= WHAT YOU HAVE TO DO =
Scan the records for lines with the word "Android", and copy every such line.

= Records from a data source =
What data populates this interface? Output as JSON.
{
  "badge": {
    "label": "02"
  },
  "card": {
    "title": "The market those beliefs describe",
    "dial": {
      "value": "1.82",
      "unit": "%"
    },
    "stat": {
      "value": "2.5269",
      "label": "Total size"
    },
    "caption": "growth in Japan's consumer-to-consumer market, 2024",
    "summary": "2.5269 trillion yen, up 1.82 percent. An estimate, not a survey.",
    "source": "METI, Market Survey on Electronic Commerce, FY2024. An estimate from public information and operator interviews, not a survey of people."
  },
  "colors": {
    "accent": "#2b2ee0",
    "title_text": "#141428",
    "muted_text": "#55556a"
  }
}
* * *
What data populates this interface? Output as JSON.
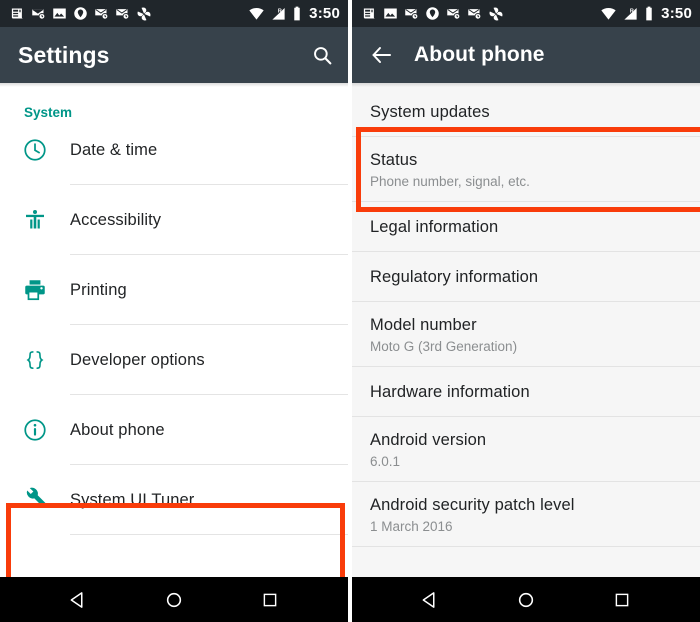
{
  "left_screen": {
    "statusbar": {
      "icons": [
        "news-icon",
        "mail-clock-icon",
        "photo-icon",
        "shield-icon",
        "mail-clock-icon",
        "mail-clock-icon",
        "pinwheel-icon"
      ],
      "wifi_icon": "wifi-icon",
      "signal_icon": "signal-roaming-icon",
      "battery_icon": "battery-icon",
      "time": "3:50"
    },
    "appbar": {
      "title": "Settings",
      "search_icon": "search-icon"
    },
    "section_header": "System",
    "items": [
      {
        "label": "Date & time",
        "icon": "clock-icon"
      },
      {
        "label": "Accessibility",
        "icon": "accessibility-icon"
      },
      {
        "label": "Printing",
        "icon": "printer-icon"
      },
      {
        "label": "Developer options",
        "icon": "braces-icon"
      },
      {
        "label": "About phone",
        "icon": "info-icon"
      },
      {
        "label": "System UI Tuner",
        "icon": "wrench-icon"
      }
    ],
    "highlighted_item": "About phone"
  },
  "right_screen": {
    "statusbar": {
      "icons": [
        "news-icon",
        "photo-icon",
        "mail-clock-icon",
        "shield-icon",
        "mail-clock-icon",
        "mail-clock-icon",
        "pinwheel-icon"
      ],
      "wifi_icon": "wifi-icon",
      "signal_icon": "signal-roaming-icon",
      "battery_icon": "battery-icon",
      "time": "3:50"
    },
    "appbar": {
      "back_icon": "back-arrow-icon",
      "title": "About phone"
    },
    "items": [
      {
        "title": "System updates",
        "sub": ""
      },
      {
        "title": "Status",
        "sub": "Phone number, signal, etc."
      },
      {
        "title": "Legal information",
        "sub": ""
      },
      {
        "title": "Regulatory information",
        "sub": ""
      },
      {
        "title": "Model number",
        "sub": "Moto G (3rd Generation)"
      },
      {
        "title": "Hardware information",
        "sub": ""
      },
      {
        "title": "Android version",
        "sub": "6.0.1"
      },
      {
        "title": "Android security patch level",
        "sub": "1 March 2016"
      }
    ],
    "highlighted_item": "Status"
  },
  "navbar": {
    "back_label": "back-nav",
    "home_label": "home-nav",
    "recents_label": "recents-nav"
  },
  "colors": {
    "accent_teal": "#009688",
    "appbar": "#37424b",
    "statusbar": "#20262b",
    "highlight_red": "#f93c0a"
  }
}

= TASK RESULT =
        "title": "Android version",
        "title": "Android security patch level",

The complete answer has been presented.